Anti High-Speed Rail Statement Debunked.

I had not been aware that a major American newspaper was owned by a journalism school, but that happens to be the case with the Tampa Bay Times. It’s independently owned by the Poynter Institute, a journalism school located in St. Petersburg, Florida.
More to the point, the Tampa Bay Times is home to PolitiFact, which has a staff of people engaged in fact-checking statements being made by politicians and public figures. In 2009, the newspaper won a Pulitzer Prize for its fact-checking of the 2008 presidential election. These days, with candidates for president all at full-throated roar, PolitiFact is very, very busy.

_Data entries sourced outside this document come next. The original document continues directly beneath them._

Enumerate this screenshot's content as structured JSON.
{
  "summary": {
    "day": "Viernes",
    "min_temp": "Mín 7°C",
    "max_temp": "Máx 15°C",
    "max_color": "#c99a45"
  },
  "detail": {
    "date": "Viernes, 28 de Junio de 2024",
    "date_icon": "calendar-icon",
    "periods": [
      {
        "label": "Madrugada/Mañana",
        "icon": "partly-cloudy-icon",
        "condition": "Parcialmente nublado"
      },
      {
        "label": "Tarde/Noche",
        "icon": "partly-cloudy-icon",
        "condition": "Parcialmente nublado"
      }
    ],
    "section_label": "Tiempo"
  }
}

(I cannot resist noting that a couple of weeks ago, PolitiFact published their rating for one of Donald Trump’s statements, noting with not a little wonderment that since the beginning of the campaign it was the very first review of a Trump statement that was not rated either “False” or “Pants-on-Fire”.)

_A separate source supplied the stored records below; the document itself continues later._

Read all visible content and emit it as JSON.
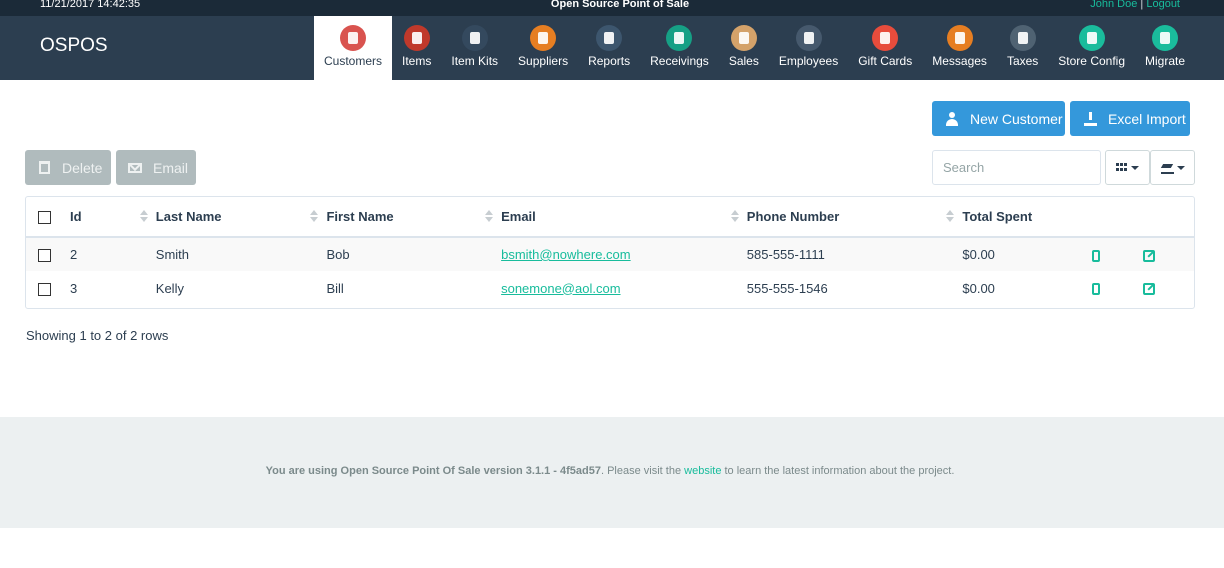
{
  "topbar": {
    "datetime": "11/21/2017 14:42:35",
    "title": "Open Source Point of Sale",
    "user": "John Doe",
    "separator": "|",
    "logout": "Logout"
  },
  "navbar": {
    "brand": "OSPOS",
    "items": [
      {
        "label": "Customers",
        "icon": "customers-icon",
        "color": "#d9534f",
        "active": true
      },
      {
        "label": "Items",
        "icon": "items-icon",
        "color": "#c0392b"
      },
      {
        "label": "Item Kits",
        "icon": "item-kits-icon",
        "color": "#34495e"
      },
      {
        "label": "Suppliers",
        "icon": "suppliers-icon",
        "color": "#e67e22"
      },
      {
        "label": "Reports",
        "icon": "reports-icon",
        "color": "#3d566e"
      },
      {
        "label": "Receivings",
        "icon": "receivings-icon",
        "color": "#16a085"
      },
      {
        "label": "Sales",
        "icon": "sales-icon",
        "color": "#d4a26a"
      },
      {
        "label": "Employees",
        "icon": "employees-icon",
        "color": "#46596d"
      },
      {
        "label": "Gift Cards",
        "icon": "gift-cards-icon",
        "color": "#e74c3c"
      },
      {
        "label": "Messages",
        "icon": "messages-icon",
        "color": "#e67e22"
      },
      {
        "label": "Taxes",
        "icon": "taxes-icon",
        "color": "#4f6272"
      },
      {
        "label": "Store Config",
        "icon": "store-config-icon",
        "color": "#1abc9c"
      },
      {
        "label": "Migrate",
        "icon": "migrate-icon",
        "color": "#1abc9c"
      }
    ]
  },
  "actions": {
    "new_customer": "New Customer",
    "excel_import": "Excel Import",
    "delete": "Delete",
    "email": "Email"
  },
  "search": {
    "placeholder": "Search"
  },
  "table": {
    "columns": [
      "Id",
      "Last Name",
      "First Name",
      "Email",
      "Phone Number",
      "Total Spent"
    ],
    "rows": [
      {
        "id": "2",
        "last_name": "Smith",
        "first_name": "Bob",
        "email": "bsmith@nowhere.com",
        "phone": "585-555-1111",
        "total": "$0.00"
      },
      {
        "id": "3",
        "last_name": "Kelly",
        "first_name": "Bill",
        "email": "sonemone@aol.com",
        "phone": "555-555-1546",
        "total": "$0.00"
      }
    ]
  },
  "pagination": {
    "summary": "Showing 1 to 2 of 2 rows"
  },
  "footer": {
    "prefix": "You are using Open Source Point Of Sale version 3.1.1 - 4f5ad57",
    "middle": ". Please visit the ",
    "link": "website",
    "suffix": " to learn the latest information about the project."
  },
  "colors": {
    "accent": "#18bc9c",
    "primary": "#3498db",
    "navbar": "#2c3e50"
  }
}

A few days ago, PolitiFact reported on a statement made by California State Assemblyman Jim Patterson (Republican-Fresno). He had attacked the California High-Speed Rail Authority which, he said, “failed to disclose huge cost overruns after they boasted private firms were interested in funding this project. We now know these firms are unwilling to put up any private money.”
PolitiFact went to the trouble of interviewing a number of those companies—the very “private firms” to which Patterson had alluded—and came back with their assessment of the assemblyman’s claim: FALSE!
Gee … we have thugs erecting threatening signs, property owners creating fake cemeteries, and politicians making false claims, all in an attempt to stop construction of California’s high-speed rail project.
Franklin Roosevelt once asked that he be judged by the enemies he had made. More and more that’s looking like a good way for Californians to evaluate their high-speed train.